* [MATERIAL PROVIDED]:
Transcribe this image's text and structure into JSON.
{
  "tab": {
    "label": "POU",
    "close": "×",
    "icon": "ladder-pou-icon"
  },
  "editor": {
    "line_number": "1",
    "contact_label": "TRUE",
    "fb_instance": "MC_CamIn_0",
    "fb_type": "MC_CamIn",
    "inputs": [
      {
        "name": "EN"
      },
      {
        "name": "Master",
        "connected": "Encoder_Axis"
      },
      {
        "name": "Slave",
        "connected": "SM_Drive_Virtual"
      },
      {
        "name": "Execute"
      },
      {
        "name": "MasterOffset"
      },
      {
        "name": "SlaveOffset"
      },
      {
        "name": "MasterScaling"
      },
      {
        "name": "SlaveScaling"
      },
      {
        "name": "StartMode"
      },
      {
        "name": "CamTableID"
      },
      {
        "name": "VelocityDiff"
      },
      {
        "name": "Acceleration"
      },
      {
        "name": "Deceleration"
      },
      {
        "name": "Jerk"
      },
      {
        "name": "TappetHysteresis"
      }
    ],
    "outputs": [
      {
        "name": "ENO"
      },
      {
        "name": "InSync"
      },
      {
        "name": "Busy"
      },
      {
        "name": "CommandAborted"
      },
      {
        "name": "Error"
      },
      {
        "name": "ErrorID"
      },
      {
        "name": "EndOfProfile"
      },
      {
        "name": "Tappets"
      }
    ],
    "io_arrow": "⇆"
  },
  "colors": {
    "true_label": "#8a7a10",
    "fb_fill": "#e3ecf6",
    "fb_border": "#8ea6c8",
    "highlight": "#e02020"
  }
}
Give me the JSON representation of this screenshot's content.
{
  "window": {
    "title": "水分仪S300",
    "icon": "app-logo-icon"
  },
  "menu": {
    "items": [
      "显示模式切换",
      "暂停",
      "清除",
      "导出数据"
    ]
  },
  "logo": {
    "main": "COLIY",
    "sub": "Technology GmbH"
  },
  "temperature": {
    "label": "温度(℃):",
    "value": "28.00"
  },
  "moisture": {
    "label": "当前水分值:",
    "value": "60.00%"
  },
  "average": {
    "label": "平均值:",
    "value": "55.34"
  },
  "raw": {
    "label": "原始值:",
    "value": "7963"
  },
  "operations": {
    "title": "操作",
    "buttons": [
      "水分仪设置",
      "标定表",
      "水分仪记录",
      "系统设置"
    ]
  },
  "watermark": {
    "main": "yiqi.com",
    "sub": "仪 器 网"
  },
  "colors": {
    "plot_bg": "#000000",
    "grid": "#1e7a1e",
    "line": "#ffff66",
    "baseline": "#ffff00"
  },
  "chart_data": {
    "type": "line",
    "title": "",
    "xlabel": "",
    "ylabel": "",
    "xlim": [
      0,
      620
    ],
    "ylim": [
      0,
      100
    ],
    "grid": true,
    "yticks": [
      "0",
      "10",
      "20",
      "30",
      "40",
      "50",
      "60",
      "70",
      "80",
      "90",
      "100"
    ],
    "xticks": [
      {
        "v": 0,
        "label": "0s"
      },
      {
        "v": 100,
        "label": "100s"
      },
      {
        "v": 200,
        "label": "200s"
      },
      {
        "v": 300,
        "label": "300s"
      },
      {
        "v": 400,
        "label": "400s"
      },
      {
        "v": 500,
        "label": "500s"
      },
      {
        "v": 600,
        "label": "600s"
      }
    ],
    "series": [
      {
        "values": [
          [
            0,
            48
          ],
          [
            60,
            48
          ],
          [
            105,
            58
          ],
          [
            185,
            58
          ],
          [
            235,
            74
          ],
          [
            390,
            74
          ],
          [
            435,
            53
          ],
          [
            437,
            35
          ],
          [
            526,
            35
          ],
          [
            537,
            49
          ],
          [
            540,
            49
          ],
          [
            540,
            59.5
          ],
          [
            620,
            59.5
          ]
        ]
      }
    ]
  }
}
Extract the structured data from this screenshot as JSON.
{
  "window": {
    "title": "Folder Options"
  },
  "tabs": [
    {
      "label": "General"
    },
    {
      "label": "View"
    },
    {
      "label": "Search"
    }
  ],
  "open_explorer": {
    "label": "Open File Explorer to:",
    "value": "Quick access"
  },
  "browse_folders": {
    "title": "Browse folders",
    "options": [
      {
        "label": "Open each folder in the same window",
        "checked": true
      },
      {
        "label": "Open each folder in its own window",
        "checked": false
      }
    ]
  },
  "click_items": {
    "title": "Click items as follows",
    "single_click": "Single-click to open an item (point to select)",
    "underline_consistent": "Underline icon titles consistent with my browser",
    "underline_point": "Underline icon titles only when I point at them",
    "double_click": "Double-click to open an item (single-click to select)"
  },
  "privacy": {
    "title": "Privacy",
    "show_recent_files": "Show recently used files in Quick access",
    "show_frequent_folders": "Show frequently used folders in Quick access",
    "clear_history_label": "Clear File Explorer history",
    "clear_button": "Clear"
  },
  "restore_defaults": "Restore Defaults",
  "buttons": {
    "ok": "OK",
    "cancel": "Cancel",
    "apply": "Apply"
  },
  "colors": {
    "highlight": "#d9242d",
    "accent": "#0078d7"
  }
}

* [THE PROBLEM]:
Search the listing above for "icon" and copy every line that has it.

* [WRITTEN REPLY]:
    "icon": "ladder-pou-icon"
    "icon": "app-logo-icon"
    "underline_consistent": "Underline icon titles consistent with my browser",
    "underline_point": "Underline icon titles only when I point at them",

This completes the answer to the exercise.